*** Opening of Dataset records ***

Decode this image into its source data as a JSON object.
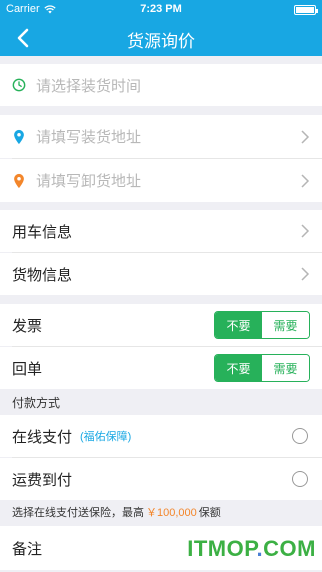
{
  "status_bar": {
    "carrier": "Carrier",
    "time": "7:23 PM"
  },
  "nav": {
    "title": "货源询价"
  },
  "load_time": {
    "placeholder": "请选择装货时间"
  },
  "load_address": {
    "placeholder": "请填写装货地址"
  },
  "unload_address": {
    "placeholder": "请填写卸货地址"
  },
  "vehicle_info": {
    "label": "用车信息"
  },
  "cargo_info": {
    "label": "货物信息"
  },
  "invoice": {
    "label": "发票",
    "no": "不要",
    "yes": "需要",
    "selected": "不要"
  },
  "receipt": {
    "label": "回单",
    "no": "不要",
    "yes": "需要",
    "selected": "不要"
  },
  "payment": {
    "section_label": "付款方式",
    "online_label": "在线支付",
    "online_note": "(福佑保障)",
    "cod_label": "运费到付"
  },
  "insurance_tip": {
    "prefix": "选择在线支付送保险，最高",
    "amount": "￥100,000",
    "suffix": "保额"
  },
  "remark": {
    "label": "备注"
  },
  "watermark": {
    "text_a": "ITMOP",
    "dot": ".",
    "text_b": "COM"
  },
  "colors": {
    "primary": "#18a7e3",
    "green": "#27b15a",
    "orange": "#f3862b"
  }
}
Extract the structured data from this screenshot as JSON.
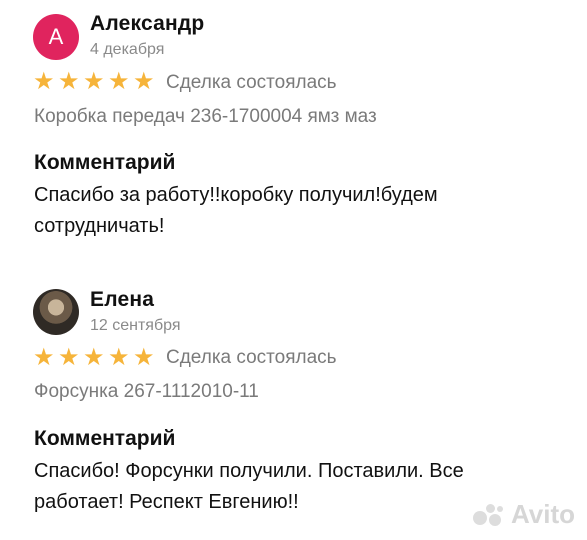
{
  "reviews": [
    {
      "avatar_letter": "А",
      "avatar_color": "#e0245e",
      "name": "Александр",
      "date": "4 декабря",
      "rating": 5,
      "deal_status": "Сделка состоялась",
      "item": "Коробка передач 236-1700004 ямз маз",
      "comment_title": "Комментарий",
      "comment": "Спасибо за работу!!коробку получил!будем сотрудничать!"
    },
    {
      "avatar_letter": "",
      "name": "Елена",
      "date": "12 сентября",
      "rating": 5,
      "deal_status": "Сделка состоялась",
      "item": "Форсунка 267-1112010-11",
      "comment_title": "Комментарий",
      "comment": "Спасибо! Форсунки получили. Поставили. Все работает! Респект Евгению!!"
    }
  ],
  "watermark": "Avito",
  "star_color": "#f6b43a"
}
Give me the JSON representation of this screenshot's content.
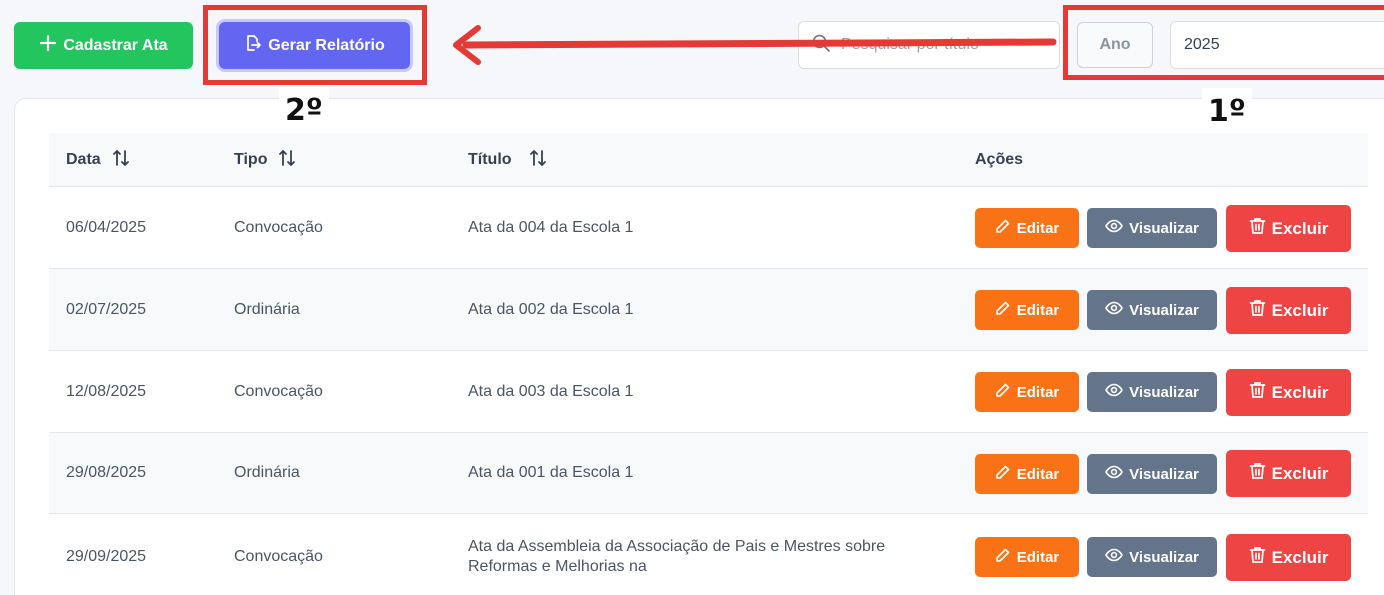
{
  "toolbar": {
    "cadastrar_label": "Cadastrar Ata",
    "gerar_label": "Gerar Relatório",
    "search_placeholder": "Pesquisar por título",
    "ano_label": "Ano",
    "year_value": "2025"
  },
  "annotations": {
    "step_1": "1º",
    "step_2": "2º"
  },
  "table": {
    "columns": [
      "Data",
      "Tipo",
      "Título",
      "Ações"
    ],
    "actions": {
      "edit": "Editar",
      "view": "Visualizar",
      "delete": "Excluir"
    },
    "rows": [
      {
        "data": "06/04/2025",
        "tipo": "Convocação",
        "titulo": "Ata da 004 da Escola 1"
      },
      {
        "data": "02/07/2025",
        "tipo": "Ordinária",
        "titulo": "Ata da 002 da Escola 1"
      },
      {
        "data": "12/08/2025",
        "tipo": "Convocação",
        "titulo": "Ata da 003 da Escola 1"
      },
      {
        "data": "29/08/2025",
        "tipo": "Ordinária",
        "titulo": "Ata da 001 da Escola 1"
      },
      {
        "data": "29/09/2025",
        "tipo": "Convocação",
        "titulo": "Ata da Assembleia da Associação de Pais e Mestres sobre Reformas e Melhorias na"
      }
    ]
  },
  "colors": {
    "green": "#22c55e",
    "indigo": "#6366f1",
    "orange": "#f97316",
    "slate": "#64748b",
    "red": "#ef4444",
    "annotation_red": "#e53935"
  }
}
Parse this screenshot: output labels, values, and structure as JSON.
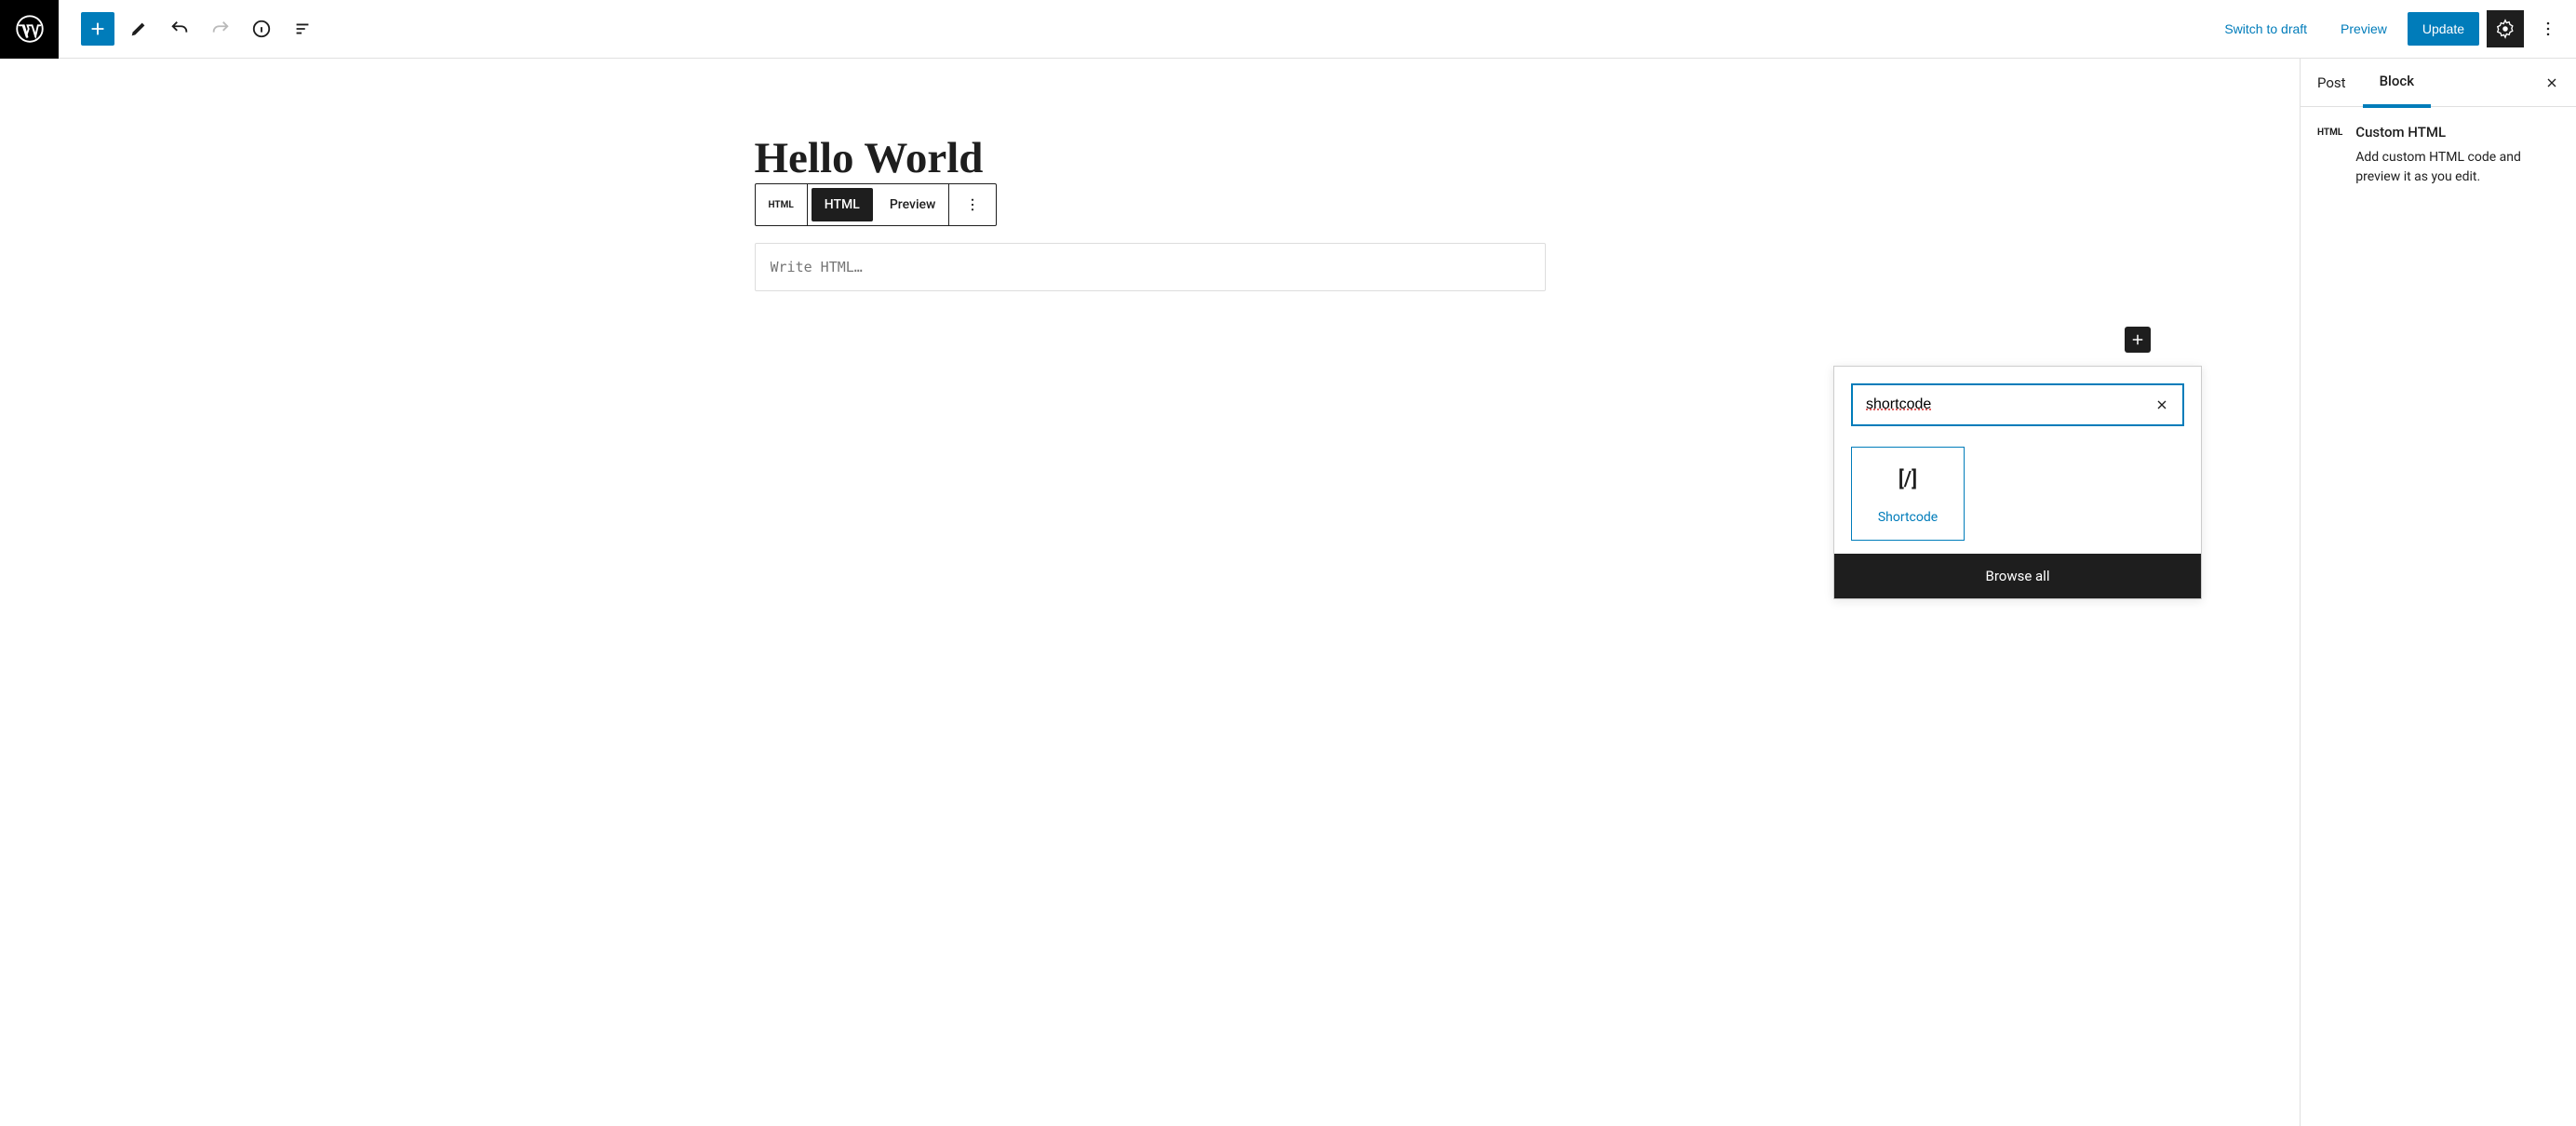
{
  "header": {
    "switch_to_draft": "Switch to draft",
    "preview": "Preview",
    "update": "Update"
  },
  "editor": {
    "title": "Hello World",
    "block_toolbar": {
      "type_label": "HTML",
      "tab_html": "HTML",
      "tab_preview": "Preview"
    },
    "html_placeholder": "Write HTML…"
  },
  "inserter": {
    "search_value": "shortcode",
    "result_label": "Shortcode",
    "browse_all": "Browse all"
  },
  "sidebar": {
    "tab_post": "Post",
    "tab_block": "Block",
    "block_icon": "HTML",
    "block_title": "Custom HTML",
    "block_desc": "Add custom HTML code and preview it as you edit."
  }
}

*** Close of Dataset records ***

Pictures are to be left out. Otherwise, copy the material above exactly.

Solution:
Decode this image into its source data as a JSON object.
{
  "status_bar": {
    "carrier": "Carrier",
    "time": "7:23 PM"
  },
  "nav": {
    "title": "货源询价"
  },
  "load_time": {
    "placeholder": "请选择装货时间"
  },
  "load_address": {
    "placeholder": "请填写装货地址"
  },
  "unload_address": {
    "placeholder": "请填写卸货地址"
  },
  "vehicle_info": {
    "label": "用车信息"
  },
  "cargo_info": {
    "label": "货物信息"
  },
  "invoice": {
    "label": "发票",
    "no": "不要",
    "yes": "需要",
    "selected": "不要"
  },
  "receipt": {
    "label": "回单",
    "no": "不要",
    "yes": "需要",
    "selected": "不要"
  },
  "payment": {
    "section_label": "付款方式",
    "online_label": "在线支付",
    "online_note": "(福佑保障)",
    "cod_label": "运费到付"
  },
  "insurance_tip": {
    "prefix": "选择在线支付送保险，最高",
    "amount": "￥100,000",
    "suffix": "保额"
  },
  "remark": {
    "label": "备注"
  },
  "watermark": {
    "text_a": "ITMOP",
    "dot": ".",
    "text_b": "COM"
  },
  "colors": {
    "primary": "#18a7e3",
    "green": "#27b15a",
    "orange": "#f3862b"
  }
}
Extract the structured data from this screenshot as JSON.
{
  "reviews": [
    {
      "avatar_letter": "А",
      "avatar_color": "#e0245e",
      "name": "Александр",
      "date": "4 декабря",
      "rating": 5,
      "deal_status": "Сделка состоялась",
      "item": "Коробка передач 236-1700004 ямз маз",
      "comment_title": "Комментарий",
      "comment": "Спасибо за работу!!коробку получил!будем сотрудничать!"
    },
    {
      "avatar_letter": "",
      "name": "Елена",
      "date": "12 сентября",
      "rating": 5,
      "deal_status": "Сделка состоялась",
      "item": "Форсунка 267-1112010-11",
      "comment_title": "Комментарий",
      "comment": "Спасибо! Форсунки получили. Поставили. Все работает! Респект Евгению!!"
    }
  ],
  "watermark": "Avito",
  "star_color": "#f6b43a"
}
Give me the JSON representation of this screenshot's content.
{
  "toolbar": {
    "cadastrar_label": "Cadastrar Ata",
    "gerar_label": "Gerar Relatório",
    "search_placeholder": "Pesquisar por título",
    "ano_label": "Ano",
    "year_value": "2025"
  },
  "annotations": {
    "step_1": "1º",
    "step_2": "2º"
  },
  "table": {
    "columns": [
      "Data",
      "Tipo",
      "Título",
      "Ações"
    ],
    "actions": {
      "edit": "Editar",
      "view": "Visualizar",
      "delete": "Excluir"
    },
    "rows": [
      {
        "data": "06/04/2025",
        "tipo": "Convocação",
        "titulo": "Ata da 004 da Escola 1"
      },
      {
        "data": "02/07/2025",
        "tipo": "Ordinária",
        "titulo": "Ata da 002 da Escola 1"
      },
      {
        "data": "12/08/2025",
        "tipo": "Convocação",
        "titulo": "Ata da 003 da Escola 1"
      },
      {
        "data": "29/08/2025",
        "tipo": "Ordinária",
        "titulo": "Ata da 001 da Escola 1"
      },
      {
        "data": "29/09/2025",
        "tipo": "Convocação",
        "titulo": "Ata da Assembleia da Associação de Pais e Mestres sobre Reformas e Melhorias na"
      }
    ]
  },
  "colors": {
    "green": "#22c55e",
    "indigo": "#6366f1",
    "orange": "#f97316",
    "slate": "#64748b",
    "red": "#ef4444",
    "annotation_red": "#e53935"
  }
}
Parse this screenshot: output labels, values, and structure as JSON.
{
  "header": {
    "switch_to_draft": "Switch to draft",
    "preview": "Preview",
    "update": "Update"
  },
  "editor": {
    "title": "Hello World",
    "block_toolbar": {
      "type_label": "HTML",
      "tab_html": "HTML",
      "tab_preview": "Preview"
    },
    "html_placeholder": "Write HTML…"
  },
  "inserter": {
    "search_value": "shortcode",
    "result_label": "Shortcode",
    "browse_all": "Browse all"
  },
  "sidebar": {
    "tab_post": "Post",
    "tab_block": "Block",
    "block_icon": "HTML",
    "block_title": "Custom HTML",
    "block_desc": "Add custom HTML code and preview it as you edit."
  }
}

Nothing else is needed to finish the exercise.